I finished my 11K run today and the enormity hit me. For the first time, it dawned on me what walking that route meant to me. The right song hit on my iPod, I lowered my head and amazingly, had an unexpected moment.
The last few kilometres of my run today was on a well beaten path for me, I realized that. With the exception of a few races that I've run in this city, or runs started at my parents place, every one of about 1000 runs I've done have started and ended outside my front door.
Where I live shaped the runner in me. I look out my balcony and I'll usually see a runner, day or night, fair or stormy weather. Living waterside in this city means you live in the path of many a cyclist or runner. Live here long enough, and you feel the urge to be outside.
Years ago, I put on a pair of old cross trainers, so unworthy of pavement that it had blotches of paint on it after I used it while renovating my condo. Put on a pair of joggers, some ill-fitting shell, and headed out for a run around the neighbourhood. I was doing a lot of inside workouts on a stationary bike, but something was urging me outside.
I finished that first run, a good 5K later, and survived and was exhilarated. Within a few weeks, I was running outside all the time. Within a month, I purchased my first real pair of trainers. And in a season, I was hitting the trails in the dead of winter. During one of those runs, I encountered a runner who asked what I was doing running in the middle of a snowstorm. "I'm going 8K today," I said, "what about you"? He said matter of factly, "I'm training for Boston." It was just the two of us on the trail that day and I was floored by the distance he was going.
Of course, there's been a lot of fast forward, you see some of my progression as a distance runner on this blog, but what you don't see is that I start and end my runs in one place. The routine is now set. I bound down the hallway and wait for the ride down the elevator and out the front doors to tune in my Garmin to the sky while testing the air. Chilly, warm, I relish those moments as I begin my run, where sometimes hours later, I come back beaming, sweating, limping, exhausted but refreshed, and wave hello to the rotating cast of concierge staff who all doubtless knows about my devotion to running.
Tonight, I ran the boardwalk that marks the final 400 metres of most of my runs. I passed by a slab of concrete that if you were new to the neighbourhood would be nothing more than a place to sit on. But run long enough in one area, and even the street furniture has a story to tell.
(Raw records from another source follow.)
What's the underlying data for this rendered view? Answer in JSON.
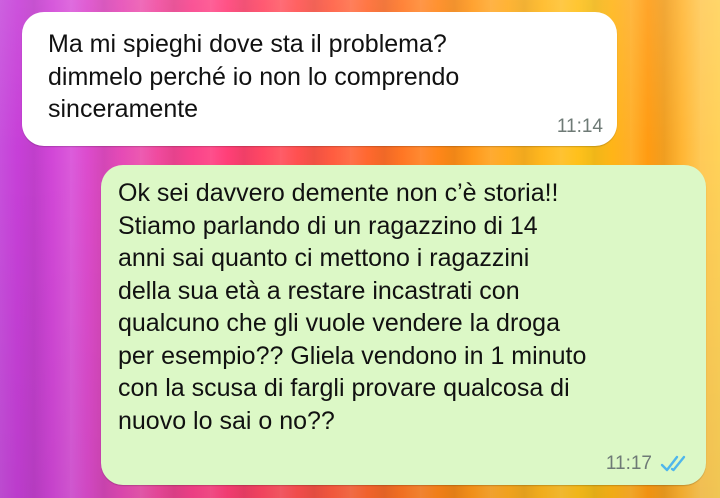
{
  "chat": {
    "messages": [
      {
        "direction": "incoming",
        "text": "Ma mi spieghi dove sta il problema?\ndimmelo perché io non lo comprendo\nsinceramente",
        "time": "11:14"
      },
      {
        "direction": "outgoing",
        "text": "Ok sei davvero demente non c’è storia!!\nStiamo parlando di un ragazzino di 14\nanni sai quanto ci mettono i ragazzini\ndella sua età a restare incastrati con\nqualcuno che gli vuole vendere la droga\nper esempio?? Gliela vendono in 1 minuto\ncon la scusa di fargli provare qualcosa di\nnuovo lo sai o no??",
        "time": "11:17",
        "status_icon": "double-check-read-icon"
      }
    ]
  },
  "colors": {
    "incoming_bubble": "#ffffff",
    "outgoing_bubble": "#dcf8c6",
    "timestamp": "#6e7a76",
    "read_ticks": "#4fb6ec"
  }
}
I remember in 2006 to mark my birthday I ran my age in kilometres and ended the run by jumping on to the bench (and blogged about it). Been here so long that every corner, every post has a memory attached to it. I finished my run next to the bench, bent down to touch it because it seemed like a moment I wanted to mark, then decided to punctuate it by punching it with an emphatic fist.
Colleagues and friends have been wishing me well on my trip to Boston the past few days. Like I wrote about before, they know this is a big one. And so do I. Yes, it means a lot.
Finishing the 11.2K, I walked down the rest of the boardwalk, past some photographers taking pictures of a model trying to exit a fire boat that's been docked there for years, part of the scenery. I turned the corner and looked over the water where I've seen the sun rise. I turned the corner, looked up and saw my building and realized that this was the last run I'd do in Toronto, in front of my home, before I was to head to Boston.
That dawned on me. My. Last. Run. Before. Boston. This is where this all started. Every run starts and finishes here. Choked. The tears came down, ones that never emerged when I crossed the finish line last October. I was a little perturbed to be having this emotional moment while neighbours and tourists were walking around me, so I put my head down, the bill of my cap shielding my eyes from view. Not ashamed in the end, but happy and proud.
This view, above, is one of my neighbourhood I took a while back while crossing the ferry to the island airport. I remember thinking how gorgeous the view was and wanted to capture it.
Friday's predawn morning will be dark when I cross to catch my flight. I'll have no need of a sunrise to show me what that view looks like. It's home, I've seen it a thousand times, my feet have travelled it countless times, can't count the strides.